And just when Gillingham thought he was safe, Blake shows up at the bizarre. Mary confides in him too, saying, “If you thought a man was involved in a crime but you didn’t blame him for committing it, what would you do?” Blake tells her he would say nothing—so it looks like Mary won’t. For now.
James and Molesley provide a bit of comedic relief during a competition, which Jimmy is sure he’ll win: a test of strength test involving a mallet and a bell. Of course, once he fails, James claims, “It’s not fair weighted,” but once Baxter talks a nervous Molesley into trying it out, he wins! Hahahaha. The best. Take that, JIMMY.
Barrow antagonizes Baxter, claiming she’s not really trying to deliver on her end of the gossip bargain, and a lovestruck Molesley steps in to rescue her! Cute! Baxter still looks nervous, though, casting a worried glance back over her shoulder.

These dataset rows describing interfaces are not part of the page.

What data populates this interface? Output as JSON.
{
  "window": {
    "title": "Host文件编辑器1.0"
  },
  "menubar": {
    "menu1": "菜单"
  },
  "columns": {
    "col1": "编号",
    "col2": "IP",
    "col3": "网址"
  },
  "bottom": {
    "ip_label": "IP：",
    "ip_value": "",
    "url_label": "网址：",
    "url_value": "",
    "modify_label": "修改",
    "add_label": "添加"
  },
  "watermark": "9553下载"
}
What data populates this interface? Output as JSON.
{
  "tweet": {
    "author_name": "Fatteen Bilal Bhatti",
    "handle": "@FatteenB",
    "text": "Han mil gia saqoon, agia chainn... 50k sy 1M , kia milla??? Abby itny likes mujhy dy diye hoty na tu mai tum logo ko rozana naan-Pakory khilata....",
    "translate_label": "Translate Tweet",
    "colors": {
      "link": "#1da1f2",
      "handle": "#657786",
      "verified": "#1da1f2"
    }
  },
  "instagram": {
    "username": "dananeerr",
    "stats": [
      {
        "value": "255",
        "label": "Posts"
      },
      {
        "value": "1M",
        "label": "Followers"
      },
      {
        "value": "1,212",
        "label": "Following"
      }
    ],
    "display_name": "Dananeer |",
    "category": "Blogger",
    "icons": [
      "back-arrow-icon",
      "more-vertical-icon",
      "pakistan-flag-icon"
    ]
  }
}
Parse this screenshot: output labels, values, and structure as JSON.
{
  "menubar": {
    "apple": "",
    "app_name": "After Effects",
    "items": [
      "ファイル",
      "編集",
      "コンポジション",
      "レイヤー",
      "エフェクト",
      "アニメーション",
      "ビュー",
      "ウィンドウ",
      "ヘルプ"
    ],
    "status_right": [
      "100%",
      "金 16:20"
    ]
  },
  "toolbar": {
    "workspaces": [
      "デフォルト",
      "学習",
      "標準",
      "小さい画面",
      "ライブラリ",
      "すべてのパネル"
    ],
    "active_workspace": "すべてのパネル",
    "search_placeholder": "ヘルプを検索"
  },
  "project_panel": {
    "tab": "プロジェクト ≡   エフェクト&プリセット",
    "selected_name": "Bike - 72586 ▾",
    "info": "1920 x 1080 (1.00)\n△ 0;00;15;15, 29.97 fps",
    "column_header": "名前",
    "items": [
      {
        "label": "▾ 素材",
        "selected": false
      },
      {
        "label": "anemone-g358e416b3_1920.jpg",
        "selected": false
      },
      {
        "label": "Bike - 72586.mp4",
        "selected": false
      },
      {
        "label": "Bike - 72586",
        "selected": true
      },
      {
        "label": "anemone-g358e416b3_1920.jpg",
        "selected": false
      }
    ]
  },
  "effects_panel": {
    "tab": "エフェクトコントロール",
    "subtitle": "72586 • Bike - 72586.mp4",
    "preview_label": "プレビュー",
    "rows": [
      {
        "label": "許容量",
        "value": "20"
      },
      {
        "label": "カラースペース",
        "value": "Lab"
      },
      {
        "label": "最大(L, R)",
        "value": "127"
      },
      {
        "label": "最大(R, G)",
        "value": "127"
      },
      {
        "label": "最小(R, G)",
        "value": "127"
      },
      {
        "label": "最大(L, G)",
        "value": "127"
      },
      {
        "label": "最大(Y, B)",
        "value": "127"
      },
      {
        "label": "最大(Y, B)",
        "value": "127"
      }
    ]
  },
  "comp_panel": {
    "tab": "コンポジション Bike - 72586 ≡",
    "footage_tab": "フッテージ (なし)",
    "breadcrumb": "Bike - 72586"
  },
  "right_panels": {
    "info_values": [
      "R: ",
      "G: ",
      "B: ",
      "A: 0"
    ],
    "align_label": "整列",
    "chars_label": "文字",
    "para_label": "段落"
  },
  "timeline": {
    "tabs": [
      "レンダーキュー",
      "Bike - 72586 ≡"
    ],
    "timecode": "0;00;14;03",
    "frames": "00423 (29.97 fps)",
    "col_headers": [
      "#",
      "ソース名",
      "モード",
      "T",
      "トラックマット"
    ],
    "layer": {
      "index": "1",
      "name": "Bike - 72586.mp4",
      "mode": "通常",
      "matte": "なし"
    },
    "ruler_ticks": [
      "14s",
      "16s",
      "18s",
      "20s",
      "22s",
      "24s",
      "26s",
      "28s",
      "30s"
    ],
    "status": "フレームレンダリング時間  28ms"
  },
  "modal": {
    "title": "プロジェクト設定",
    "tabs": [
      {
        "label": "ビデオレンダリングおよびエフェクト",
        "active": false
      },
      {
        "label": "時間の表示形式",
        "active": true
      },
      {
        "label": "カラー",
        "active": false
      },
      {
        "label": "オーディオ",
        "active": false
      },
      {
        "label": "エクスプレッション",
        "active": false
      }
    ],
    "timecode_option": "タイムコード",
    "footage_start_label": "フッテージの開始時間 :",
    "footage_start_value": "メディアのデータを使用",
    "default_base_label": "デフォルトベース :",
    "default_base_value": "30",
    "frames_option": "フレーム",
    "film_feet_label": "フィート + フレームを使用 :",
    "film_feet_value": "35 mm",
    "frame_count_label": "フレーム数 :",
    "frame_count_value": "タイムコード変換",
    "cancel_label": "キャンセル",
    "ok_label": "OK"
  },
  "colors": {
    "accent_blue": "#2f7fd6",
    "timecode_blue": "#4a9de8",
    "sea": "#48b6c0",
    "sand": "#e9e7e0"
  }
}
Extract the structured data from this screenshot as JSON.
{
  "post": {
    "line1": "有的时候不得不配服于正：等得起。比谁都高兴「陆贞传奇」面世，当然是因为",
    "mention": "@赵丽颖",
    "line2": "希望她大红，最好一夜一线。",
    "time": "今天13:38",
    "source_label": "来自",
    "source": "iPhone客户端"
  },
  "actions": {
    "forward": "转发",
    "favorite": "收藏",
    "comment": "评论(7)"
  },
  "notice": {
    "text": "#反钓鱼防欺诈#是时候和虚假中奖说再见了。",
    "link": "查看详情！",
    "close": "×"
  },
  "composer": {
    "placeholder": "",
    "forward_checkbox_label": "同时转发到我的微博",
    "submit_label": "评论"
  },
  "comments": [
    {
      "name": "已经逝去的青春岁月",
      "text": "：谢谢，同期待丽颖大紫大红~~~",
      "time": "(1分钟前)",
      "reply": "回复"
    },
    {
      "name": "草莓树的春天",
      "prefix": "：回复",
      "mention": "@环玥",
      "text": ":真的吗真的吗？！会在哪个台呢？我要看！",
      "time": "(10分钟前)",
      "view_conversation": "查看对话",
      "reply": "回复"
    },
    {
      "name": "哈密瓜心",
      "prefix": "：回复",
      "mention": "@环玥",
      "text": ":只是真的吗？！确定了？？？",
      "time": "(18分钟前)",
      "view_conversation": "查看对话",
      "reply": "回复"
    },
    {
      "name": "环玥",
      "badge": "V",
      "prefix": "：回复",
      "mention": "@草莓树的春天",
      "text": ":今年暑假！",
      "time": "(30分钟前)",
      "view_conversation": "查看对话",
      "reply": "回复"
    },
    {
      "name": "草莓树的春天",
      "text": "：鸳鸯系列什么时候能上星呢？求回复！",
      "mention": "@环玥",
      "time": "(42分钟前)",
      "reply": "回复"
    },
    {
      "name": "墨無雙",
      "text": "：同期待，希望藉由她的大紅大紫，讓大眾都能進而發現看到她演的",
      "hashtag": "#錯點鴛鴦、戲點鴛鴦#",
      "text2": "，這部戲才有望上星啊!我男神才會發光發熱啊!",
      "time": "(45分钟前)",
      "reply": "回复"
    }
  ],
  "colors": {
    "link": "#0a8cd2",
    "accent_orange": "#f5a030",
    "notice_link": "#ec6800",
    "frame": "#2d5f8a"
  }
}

Taking Mason’s advice, Daisy comes back just in time to say goodbye to Alfred. He admits he’s been a bit blind—saying that maybe he didn’t “see” Daisy before. But she’s pretty much done with this whole dance, and tells him it’s time for them both to move on. This is the most mature conversation any of the junior kitchen staff has EVER had. I’m amazed! And so is Patmore, who tearfully tells Daisy she’s as proud of her as she would be of her own daughter. * sniffle *
And now it’s time for Blake to formally pursue Mary! He tells her he can’t think of anyone but her, and he’s as good at making romantic speeches as Gillingham is. Ut-oh! But she’s still not ready—even if it seems like she might be more attached to Charles: “Rather than add to the list of men I’ve disappointed, it might be kinder now to let you off the hook.” However, Blake says he won’t leave without putting up a fight. Good lord, she is popular this season, isn’t she?
The episode ends with a champagne toast, all the women tilting their heads curiously over Mary’s “desire,” and Robert looking confused.
Oh man! So much to wrap up in next week’s Season 4 finale! Will Edith leave on her trip and give up the baby? Which suitor will Mary choose? Will Rose talk Jack into changing his mind and elope? And what will happen to Bates now that Green is dead?!?!? A week is too long to wait to find out.
Patmore, to Ivy (re: not wanting to marry someone she doesn’t love): “You’re a very optimistic generation, I’ll give you that.”
The Dowager, re: Lord Gillingham: “He’s the most unconvincing fiancé I’ve ever come across.”
Carson’s reply to James about the bazaar:
James: “Do we get paid extra?”
Carson: “No but if you play your cards right, you’ll avoid a clip behind the ear.”
Most heartbreaking lines:
Jack to Mary: “I wouldn’t give in if we lived in even a slightly better world.”
Edith to Violet: “Sometimes I feel that God doesn’t want me to be happy.”